Directions for this task
Give back the entries exactly as they read, leaving each image out.

Supplied entries
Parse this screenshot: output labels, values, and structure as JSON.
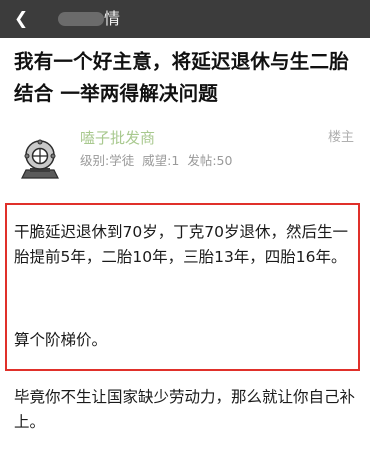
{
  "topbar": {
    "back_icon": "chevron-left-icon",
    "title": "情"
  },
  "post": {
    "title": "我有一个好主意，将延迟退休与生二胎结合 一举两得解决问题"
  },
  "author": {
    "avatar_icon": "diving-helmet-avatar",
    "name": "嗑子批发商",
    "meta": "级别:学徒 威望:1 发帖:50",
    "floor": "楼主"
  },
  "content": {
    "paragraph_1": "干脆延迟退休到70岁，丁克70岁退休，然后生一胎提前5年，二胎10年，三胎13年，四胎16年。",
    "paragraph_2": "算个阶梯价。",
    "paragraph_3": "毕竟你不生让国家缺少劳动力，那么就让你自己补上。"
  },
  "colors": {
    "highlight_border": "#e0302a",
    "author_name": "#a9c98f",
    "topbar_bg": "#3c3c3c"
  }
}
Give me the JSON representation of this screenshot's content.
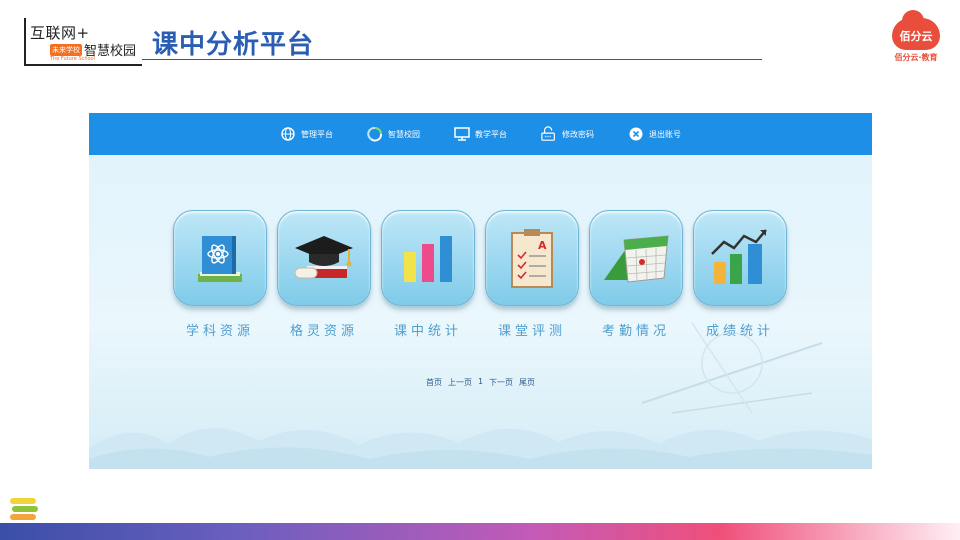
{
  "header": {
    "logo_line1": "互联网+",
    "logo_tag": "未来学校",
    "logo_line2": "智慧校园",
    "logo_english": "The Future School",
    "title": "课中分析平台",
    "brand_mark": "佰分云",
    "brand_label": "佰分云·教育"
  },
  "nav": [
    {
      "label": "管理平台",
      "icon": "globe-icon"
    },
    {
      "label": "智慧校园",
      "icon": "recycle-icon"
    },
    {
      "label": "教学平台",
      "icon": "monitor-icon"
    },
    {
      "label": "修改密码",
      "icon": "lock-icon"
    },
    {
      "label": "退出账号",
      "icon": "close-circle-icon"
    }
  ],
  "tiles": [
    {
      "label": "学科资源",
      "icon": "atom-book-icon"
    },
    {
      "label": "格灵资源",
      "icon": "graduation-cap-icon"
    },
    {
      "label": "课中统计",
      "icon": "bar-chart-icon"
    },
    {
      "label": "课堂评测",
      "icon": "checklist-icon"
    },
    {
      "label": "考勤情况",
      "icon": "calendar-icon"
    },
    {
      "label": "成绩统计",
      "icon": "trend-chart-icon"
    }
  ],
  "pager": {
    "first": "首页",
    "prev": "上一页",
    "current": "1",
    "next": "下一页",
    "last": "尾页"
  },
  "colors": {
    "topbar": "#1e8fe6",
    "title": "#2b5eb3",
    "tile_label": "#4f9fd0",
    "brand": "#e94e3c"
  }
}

Result of the exercise
Parse this screenshot: output labels, values, and structure as JSON.
{
  "topbar": {
    "back_icon": "chevron-left-icon",
    "title": "情"
  },
  "post": {
    "title": "我有一个好主意，将延迟退休与生二胎结合 一举两得解决问题"
  },
  "author": {
    "avatar_icon": "diving-helmet-avatar",
    "name": "嗑子批发商",
    "meta": "级别:学徒 威望:1 发帖:50",
    "floor": "楼主"
  },
  "content": {
    "paragraph_1": "干脆延迟退休到70岁，丁克70岁退休，然后生一胎提前5年，二胎10年，三胎13年，四胎16年。",
    "paragraph_2": "算个阶梯价。",
    "paragraph_3": "毕竟你不生让国家缺少劳动力，那么就让你自己补上。"
  },
  "colors": {
    "highlight_border": "#e0302a",
    "author_name": "#a9c98f",
    "topbar_bg": "#3c3c3c"
  }
}
Give me the JSON representation of this screenshot's content.
{
  "header": {
    "logo_line1": "互联网+",
    "logo_tag": "未来学校",
    "logo_line2": "智慧校园",
    "logo_english": "The Future School",
    "title": "课中分析平台",
    "brand_mark": "佰分云",
    "brand_label": "佰分云·教育"
  },
  "nav": [
    {
      "label": "管理平台",
      "icon": "globe-icon"
    },
    {
      "label": "智慧校园",
      "icon": "recycle-icon"
    },
    {
      "label": "教学平台",
      "icon": "monitor-icon"
    },
    {
      "label": "修改密码",
      "icon": "lock-icon"
    },
    {
      "label": "退出账号",
      "icon": "close-circle-icon"
    }
  ],
  "tiles": [
    {
      "label": "学科资源",
      "icon": "atom-book-icon"
    },
    {
      "label": "格灵资源",
      "icon": "graduation-cap-icon"
    },
    {
      "label": "课中统计",
      "icon": "bar-chart-icon"
    },
    {
      "label": "课堂评测",
      "icon": "checklist-icon"
    },
    {
      "label": "考勤情况",
      "icon": "calendar-icon"
    },
    {
      "label": "成绩统计",
      "icon": "trend-chart-icon"
    }
  ],
  "pager": {
    "first": "首页",
    "prev": "上一页",
    "current": "1",
    "next": "下一页",
    "last": "尾页"
  },
  "colors": {
    "topbar": "#1e8fe6",
    "title": "#2b5eb3",
    "tile_label": "#4f9fd0",
    "brand": "#e94e3c"
  }
}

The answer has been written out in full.